(Dataset records Opens)

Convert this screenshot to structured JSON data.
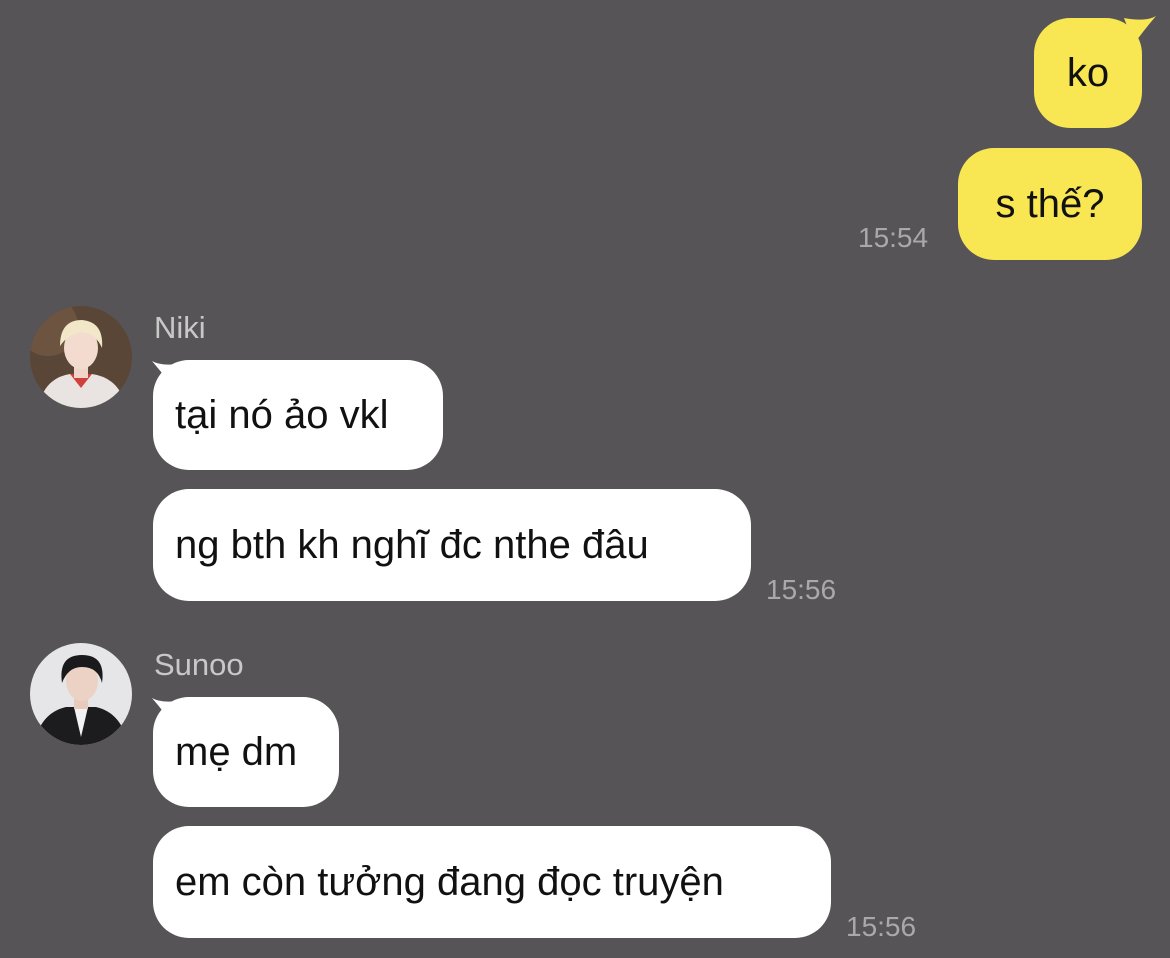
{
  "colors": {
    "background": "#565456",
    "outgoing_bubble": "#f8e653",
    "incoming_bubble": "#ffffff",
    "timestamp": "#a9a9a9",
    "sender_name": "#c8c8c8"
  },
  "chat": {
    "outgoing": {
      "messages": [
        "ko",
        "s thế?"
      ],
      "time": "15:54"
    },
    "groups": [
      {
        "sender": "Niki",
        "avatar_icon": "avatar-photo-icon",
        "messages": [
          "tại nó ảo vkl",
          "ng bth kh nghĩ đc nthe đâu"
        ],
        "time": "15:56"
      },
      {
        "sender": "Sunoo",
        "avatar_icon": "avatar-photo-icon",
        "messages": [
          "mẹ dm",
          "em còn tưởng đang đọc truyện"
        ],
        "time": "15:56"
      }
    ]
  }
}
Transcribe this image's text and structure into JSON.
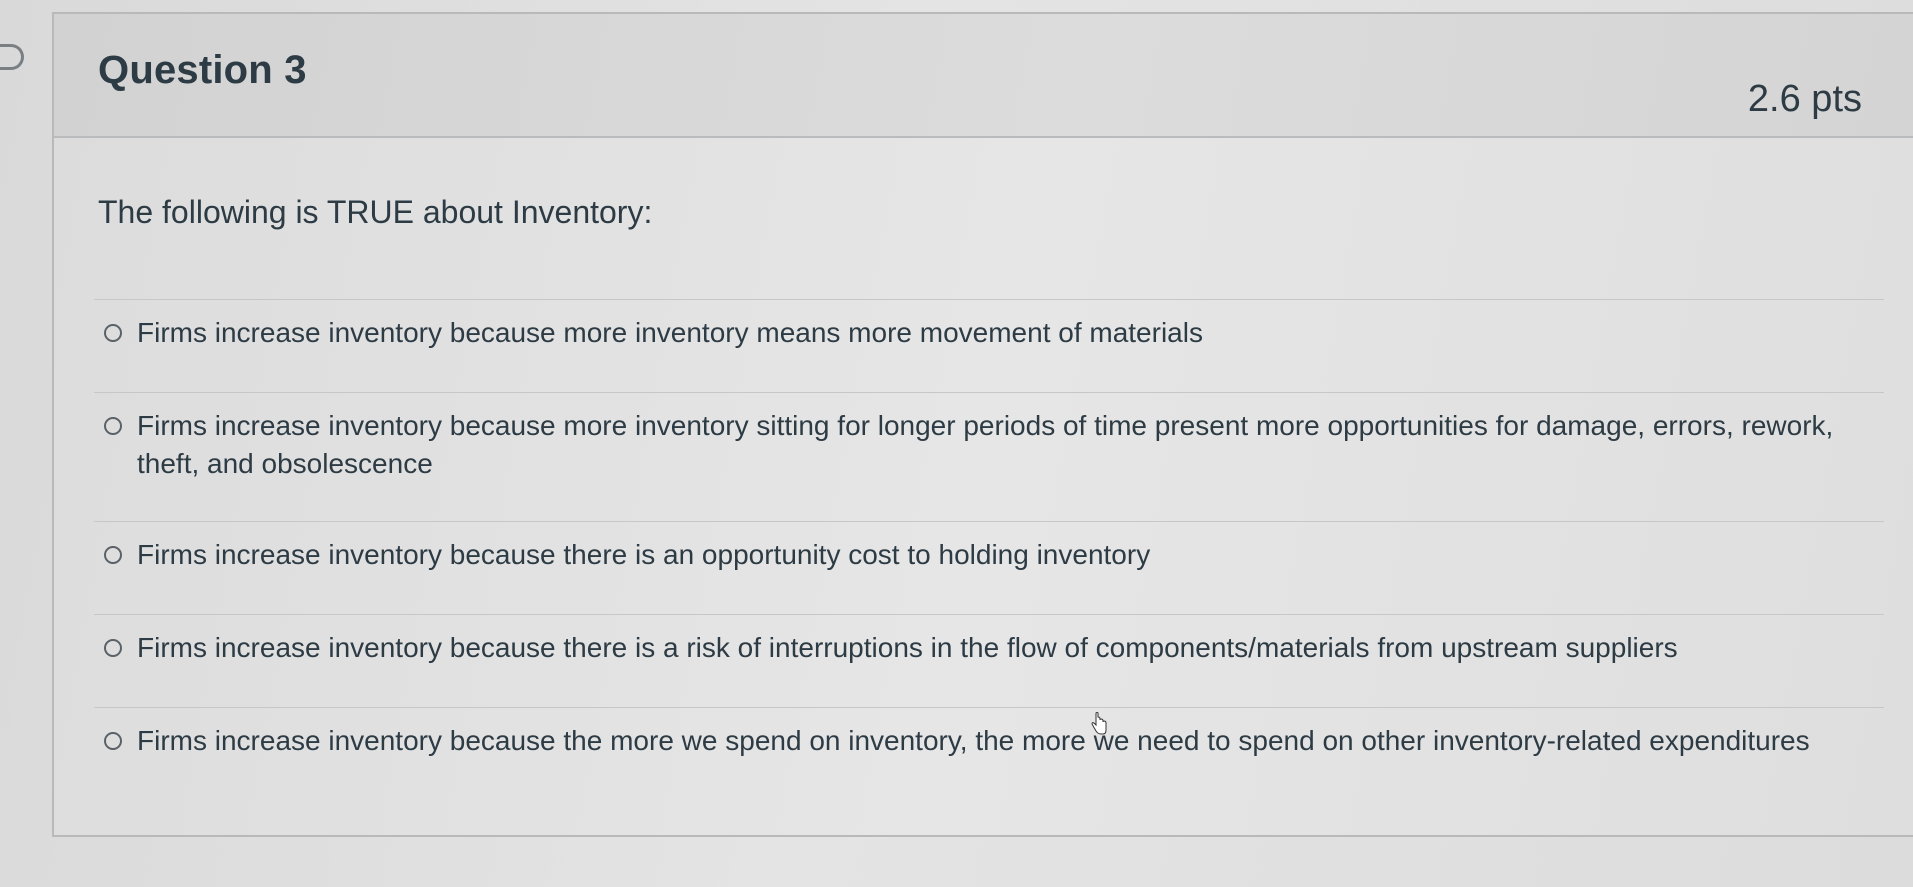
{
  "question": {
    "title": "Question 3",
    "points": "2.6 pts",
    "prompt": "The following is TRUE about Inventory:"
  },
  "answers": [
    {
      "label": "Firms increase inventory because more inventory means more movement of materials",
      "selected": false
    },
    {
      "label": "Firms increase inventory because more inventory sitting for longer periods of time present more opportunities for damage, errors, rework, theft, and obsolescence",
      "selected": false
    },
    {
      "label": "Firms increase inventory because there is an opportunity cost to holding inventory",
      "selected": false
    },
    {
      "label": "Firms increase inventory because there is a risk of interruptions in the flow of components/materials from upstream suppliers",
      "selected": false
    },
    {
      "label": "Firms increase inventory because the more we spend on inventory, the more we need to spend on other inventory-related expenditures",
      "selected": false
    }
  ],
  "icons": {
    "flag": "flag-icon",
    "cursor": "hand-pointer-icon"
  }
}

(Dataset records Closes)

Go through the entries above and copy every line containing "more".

Answer
      "label": "Firms increase inventory because more inventory means more movement of materials",
      "label": "Firms increase inventory because more inventory sitting for longer periods of time present more opportunities for damage, errors, rework, theft, and obsolescence",
      "label": "Firms increase inventory because the more we spend on inventory, the more we need to spend on other inventory-related expenditures",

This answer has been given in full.